DATA LISTING START

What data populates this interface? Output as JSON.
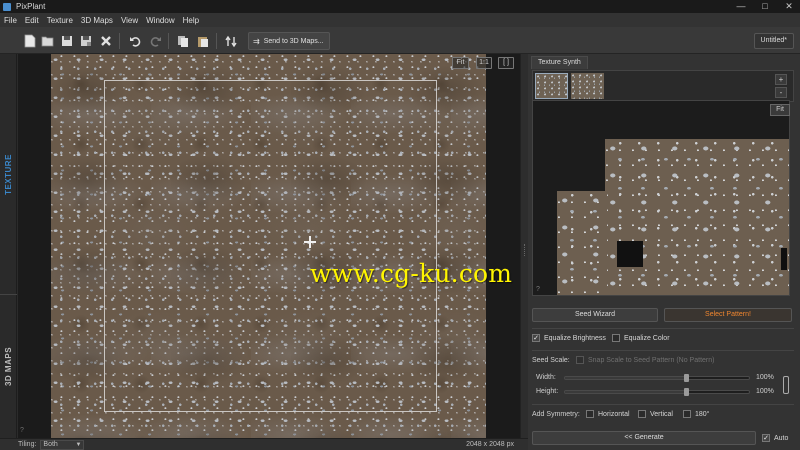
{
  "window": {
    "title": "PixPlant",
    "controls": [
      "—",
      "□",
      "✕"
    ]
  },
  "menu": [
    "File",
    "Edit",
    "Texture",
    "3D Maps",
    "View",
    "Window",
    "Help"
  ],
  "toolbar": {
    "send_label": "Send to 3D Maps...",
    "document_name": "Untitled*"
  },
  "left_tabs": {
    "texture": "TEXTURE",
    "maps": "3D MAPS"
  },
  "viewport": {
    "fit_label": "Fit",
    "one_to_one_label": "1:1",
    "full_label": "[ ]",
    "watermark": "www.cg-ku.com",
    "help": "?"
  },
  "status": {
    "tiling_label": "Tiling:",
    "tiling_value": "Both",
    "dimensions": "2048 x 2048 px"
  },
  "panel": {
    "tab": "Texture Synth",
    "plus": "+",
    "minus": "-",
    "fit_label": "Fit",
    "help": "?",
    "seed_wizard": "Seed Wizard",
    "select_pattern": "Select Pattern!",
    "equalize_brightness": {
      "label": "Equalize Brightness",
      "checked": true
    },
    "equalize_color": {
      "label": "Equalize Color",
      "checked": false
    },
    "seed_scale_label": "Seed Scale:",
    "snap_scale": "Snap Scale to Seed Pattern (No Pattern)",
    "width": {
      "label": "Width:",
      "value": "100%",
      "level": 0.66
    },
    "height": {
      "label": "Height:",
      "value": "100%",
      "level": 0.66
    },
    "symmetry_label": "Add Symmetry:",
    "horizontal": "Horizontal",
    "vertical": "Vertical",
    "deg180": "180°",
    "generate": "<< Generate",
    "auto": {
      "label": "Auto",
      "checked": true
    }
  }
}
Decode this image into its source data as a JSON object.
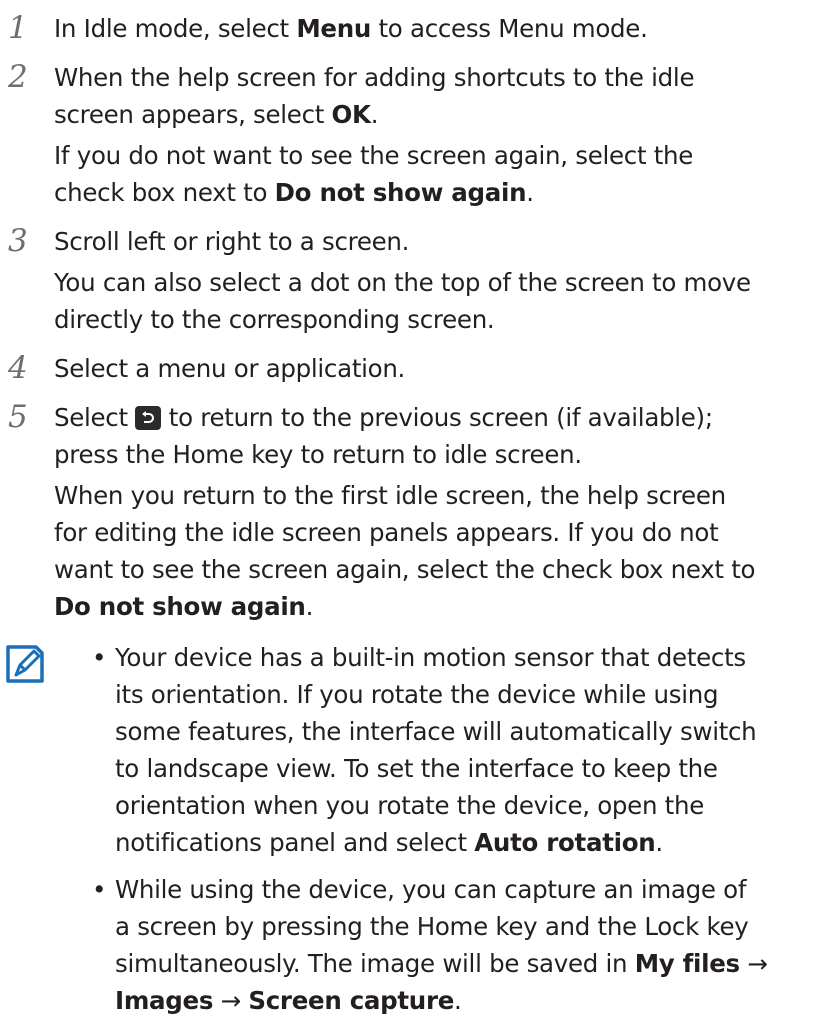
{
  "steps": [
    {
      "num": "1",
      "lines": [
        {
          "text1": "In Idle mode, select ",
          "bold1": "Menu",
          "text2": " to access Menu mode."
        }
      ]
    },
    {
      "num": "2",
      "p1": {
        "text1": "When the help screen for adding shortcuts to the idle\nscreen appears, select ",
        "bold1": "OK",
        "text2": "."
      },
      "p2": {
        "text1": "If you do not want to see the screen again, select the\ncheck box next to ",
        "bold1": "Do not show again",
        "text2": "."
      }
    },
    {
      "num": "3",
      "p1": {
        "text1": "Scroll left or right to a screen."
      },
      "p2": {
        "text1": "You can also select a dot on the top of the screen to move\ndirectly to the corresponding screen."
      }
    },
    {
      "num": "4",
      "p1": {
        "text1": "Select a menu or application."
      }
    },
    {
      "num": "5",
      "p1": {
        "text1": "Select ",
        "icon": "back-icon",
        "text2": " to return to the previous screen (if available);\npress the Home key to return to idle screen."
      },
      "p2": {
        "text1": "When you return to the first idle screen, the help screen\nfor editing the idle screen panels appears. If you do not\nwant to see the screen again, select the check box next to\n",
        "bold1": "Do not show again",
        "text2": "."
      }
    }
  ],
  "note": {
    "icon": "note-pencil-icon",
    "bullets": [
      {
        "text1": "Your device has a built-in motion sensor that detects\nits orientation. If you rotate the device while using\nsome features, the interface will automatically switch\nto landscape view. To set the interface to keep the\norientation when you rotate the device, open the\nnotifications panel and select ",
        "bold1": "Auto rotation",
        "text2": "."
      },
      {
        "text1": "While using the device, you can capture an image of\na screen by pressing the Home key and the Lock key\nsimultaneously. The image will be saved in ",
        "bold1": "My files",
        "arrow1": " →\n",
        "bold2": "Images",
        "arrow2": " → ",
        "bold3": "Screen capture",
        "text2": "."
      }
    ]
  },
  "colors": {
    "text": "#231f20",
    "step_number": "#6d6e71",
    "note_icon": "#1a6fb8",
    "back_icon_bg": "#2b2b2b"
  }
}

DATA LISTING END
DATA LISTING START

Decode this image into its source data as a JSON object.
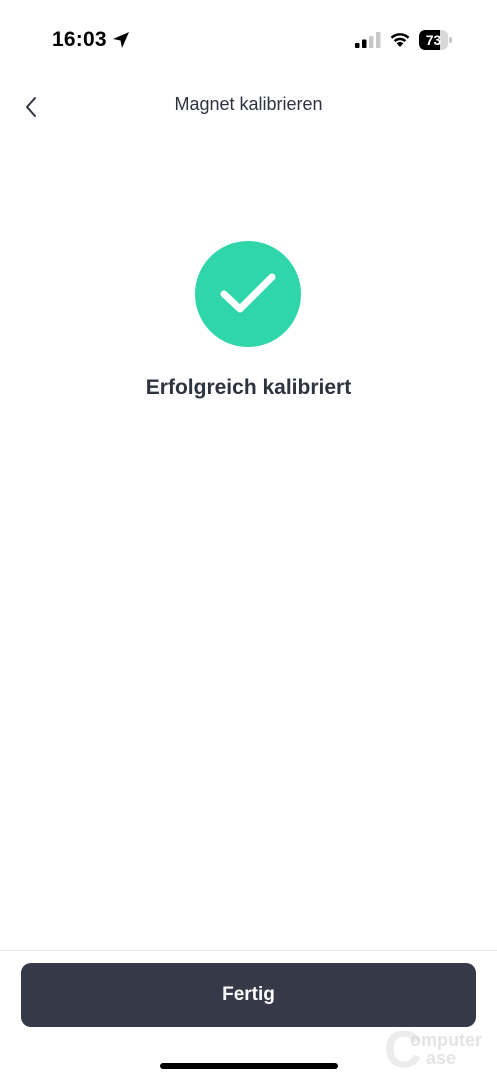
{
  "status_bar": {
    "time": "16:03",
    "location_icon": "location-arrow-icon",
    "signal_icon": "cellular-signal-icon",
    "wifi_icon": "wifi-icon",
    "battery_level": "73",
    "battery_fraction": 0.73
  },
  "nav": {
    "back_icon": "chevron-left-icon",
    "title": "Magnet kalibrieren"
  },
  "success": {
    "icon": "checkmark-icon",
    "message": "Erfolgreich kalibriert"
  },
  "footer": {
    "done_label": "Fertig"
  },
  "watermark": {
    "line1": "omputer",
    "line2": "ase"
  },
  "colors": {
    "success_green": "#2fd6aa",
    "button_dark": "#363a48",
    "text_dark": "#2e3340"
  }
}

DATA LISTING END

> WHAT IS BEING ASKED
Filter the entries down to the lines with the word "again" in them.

> SOLUTION FOR THIS PROBLEM
        "text1": "If you do not want to see the screen again, select the\ncheck box next to ",
        "bold1": "Do not show again",
        "text1": "When you return to the first idle screen, the help screen\nfor editing the idle screen panels appears. If you do not\nwant to see the screen again, select the check box next to\n",
        "bold1": "Do not show again",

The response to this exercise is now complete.